Non-Resident Partners


Yitzchok bought an apartment in a new development, but
continues to live in his old home. Yiddel, the head of the va’ad habayit
(house committee) in his new apartment block, approaches him for his share in
the monthly dues. Yitzchok replies that since he does not yet reside in the
building, he does not benefit from the services provided. He therefore argues
that he does not have to pay the monthly dues. Yiddel argues that by purchasing
an apartment in the building, Yitzchok became a partner in the jointly owned
areas and is thus responsible for their upkeep. Who is right?


The Shulchan Oruch (Choshen Mishpot 161:2) rules that a
non-resident partner in a courtyard is obligated to pay his share in the cost of
installing a gate, complete with lock and bolt, at the entrance to the
courtyard. However, he is exempt from participating in the cost of "other
items". The Nesivos (Ibid. Note 2) explains that "other items" refers to
providing a booth for the watchman to sit in at the entrance to the courtyard.
The function of such a service is to prevent outsiders from peeking into the
courtyard and thus interfering with the residents’ privacy (hezek r’iyah).
Obviously, only those who actually reside in the courtyard benefit from this
service. A non-resident owner is therefore exempt from paying for this facility.
On the other hand, a lockable gate is required to keep thieves out. Potentially,
they could steal property and cause damage to the houses situated in the
courtyard. Since it is in the interest of anyone owning property in the
courtyard that it should be adequately protected, the very fact of owning a
house is enough to obligate the owner to pay for this facility.

The members of a small community bought ten seats in the
synagogue of a larger neighbouring community since they did not have their own
house of prayer. They obviously paid their membership dues in full, just as
other congregants. A number of years ago, they stopped coming to this synagogue,
even though they are still officially members. They therefore asked Rav Shmuel
Landau (Shivas Tzion 107) whether they are still obligated to pay membership
dues. He replied that since they no longer pray in this synagogue they have no
obligation to participate in the cost of lighting and heating, nor pay the wages
of the chazan (cantor) or the shamash (beadle). As they no longer derive benefit
from these services, there is no reason to pay for them. However, since they
have maintained their membership, they are partners in the synagogue and are
therefore liable for their share in its upkeep.

From these (and other) examples, the Emek Hamishpot (3:45)
derives a principle. Wherever there are partners in a property who do not
actually make use of the property since they are non-resident, etc. they are
exempt from participating in any costs which emanate from actual usage of the
facility. They would not have to pay for heating, lighting or cleaning, etc.
However, it is in their interest that the property be kept in a good state of
repair and be protected from damage. Accordingly, they would have to pay their
share of such expenses.

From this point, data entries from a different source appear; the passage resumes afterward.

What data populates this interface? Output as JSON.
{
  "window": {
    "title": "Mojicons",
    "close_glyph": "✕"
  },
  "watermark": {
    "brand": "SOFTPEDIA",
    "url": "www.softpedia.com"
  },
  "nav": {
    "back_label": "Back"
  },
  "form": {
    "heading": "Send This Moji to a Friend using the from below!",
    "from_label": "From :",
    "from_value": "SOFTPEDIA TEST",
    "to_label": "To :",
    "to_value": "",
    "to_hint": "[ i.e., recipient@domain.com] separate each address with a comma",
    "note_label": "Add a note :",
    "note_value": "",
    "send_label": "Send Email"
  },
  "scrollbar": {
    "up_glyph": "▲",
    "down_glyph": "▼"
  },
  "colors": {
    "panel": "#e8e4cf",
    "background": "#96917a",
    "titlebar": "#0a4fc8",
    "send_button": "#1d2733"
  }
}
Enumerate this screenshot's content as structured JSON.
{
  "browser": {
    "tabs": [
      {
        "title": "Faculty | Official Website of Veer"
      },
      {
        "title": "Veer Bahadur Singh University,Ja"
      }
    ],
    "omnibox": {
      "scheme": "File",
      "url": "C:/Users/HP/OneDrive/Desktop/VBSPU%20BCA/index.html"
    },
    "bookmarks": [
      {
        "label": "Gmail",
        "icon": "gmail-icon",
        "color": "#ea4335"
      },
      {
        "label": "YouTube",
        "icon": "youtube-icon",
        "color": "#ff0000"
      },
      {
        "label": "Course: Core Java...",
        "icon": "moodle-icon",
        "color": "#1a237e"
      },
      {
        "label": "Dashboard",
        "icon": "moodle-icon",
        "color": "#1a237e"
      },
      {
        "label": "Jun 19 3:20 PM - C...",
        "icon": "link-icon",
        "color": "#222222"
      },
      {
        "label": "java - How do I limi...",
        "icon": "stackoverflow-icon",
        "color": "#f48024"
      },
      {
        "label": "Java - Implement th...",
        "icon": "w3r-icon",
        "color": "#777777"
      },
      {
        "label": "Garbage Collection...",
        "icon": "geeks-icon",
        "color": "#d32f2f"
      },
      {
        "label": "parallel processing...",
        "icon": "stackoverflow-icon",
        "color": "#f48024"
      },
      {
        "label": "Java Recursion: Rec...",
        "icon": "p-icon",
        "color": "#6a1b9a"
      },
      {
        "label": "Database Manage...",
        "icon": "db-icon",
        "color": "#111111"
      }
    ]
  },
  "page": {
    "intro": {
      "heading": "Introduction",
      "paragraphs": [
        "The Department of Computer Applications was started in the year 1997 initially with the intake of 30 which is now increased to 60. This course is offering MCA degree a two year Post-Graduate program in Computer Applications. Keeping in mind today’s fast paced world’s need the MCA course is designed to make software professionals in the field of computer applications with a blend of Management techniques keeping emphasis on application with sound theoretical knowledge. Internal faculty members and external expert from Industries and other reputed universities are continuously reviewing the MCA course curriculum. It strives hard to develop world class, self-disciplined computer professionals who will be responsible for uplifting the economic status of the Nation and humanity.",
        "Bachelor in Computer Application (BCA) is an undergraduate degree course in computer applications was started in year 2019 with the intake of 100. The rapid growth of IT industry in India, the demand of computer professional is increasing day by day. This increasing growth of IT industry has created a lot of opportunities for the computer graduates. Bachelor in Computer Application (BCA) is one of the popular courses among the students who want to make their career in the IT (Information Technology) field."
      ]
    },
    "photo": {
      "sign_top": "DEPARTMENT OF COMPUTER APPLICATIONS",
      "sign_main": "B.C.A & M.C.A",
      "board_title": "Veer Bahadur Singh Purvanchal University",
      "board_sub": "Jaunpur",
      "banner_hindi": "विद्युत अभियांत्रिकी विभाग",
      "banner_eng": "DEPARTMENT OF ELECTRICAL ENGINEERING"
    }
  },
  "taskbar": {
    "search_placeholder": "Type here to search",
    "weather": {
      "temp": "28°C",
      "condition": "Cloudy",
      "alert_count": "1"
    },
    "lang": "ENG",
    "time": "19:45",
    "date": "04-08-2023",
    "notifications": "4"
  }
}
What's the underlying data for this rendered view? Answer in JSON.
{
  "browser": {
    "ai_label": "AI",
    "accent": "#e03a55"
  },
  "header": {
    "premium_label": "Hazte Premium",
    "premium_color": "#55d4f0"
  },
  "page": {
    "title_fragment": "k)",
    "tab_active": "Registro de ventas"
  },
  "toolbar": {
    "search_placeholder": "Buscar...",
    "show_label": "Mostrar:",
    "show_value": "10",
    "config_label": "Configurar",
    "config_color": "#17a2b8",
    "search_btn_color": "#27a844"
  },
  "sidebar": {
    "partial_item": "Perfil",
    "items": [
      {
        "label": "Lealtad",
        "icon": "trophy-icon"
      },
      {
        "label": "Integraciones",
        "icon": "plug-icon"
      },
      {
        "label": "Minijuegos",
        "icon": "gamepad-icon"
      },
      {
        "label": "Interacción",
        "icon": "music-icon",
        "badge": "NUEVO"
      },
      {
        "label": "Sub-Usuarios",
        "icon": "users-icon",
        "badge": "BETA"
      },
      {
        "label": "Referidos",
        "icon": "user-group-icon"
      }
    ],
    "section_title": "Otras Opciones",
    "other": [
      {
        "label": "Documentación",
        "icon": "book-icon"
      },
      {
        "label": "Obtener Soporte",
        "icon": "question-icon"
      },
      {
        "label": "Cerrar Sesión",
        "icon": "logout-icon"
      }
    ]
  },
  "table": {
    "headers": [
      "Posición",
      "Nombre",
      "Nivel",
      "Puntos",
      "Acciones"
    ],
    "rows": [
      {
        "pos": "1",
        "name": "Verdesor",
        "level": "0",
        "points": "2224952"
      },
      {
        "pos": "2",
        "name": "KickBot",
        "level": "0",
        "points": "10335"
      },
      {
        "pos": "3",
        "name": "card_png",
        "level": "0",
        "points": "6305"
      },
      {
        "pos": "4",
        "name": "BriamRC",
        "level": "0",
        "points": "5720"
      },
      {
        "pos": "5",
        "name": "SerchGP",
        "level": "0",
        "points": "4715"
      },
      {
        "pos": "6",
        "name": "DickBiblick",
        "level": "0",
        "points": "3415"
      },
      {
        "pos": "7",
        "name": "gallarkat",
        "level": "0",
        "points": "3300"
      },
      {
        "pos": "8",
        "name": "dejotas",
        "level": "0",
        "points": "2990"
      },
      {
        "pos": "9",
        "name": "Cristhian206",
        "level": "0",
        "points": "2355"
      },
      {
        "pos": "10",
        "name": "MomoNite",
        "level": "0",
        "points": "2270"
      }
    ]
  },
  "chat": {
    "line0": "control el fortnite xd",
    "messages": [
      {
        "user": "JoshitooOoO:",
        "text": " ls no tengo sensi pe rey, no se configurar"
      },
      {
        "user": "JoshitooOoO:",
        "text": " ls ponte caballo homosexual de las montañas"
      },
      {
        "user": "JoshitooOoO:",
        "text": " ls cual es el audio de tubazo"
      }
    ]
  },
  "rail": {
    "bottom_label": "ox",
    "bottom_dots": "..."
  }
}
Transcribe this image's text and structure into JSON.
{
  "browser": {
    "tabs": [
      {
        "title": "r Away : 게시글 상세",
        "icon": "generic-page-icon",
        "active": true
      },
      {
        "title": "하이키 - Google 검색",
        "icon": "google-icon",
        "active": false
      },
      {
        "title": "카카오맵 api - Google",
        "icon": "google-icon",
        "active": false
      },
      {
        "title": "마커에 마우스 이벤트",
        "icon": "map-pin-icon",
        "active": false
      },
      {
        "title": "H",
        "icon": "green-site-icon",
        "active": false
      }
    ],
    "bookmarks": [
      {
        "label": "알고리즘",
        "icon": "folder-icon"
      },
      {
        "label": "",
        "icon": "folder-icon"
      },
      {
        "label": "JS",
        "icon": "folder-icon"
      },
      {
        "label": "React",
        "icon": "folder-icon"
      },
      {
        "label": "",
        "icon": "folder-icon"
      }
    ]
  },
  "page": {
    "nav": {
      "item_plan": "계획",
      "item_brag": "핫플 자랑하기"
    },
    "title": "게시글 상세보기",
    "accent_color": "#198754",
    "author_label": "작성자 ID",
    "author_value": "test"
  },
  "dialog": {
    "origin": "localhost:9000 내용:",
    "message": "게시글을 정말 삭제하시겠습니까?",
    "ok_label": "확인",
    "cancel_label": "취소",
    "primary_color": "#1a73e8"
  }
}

We can therefore conclude that both Yitzchok and Yiddel are
(partially) correct. Since Yitzchok does not yet reside in the building, he does
not benefit from the elevator, lighting and cleaning. He does not have to pay
for the electricity consumed by their use. But since he is a partner in the
building, he must pay his share in its upkeep. This would include tarring the
roof, sealing and painting the external walls, elevator insurance and
maintenance, etc. Since these services are required in order to keep the jointly
owned building in good shape, all partners must pay their share.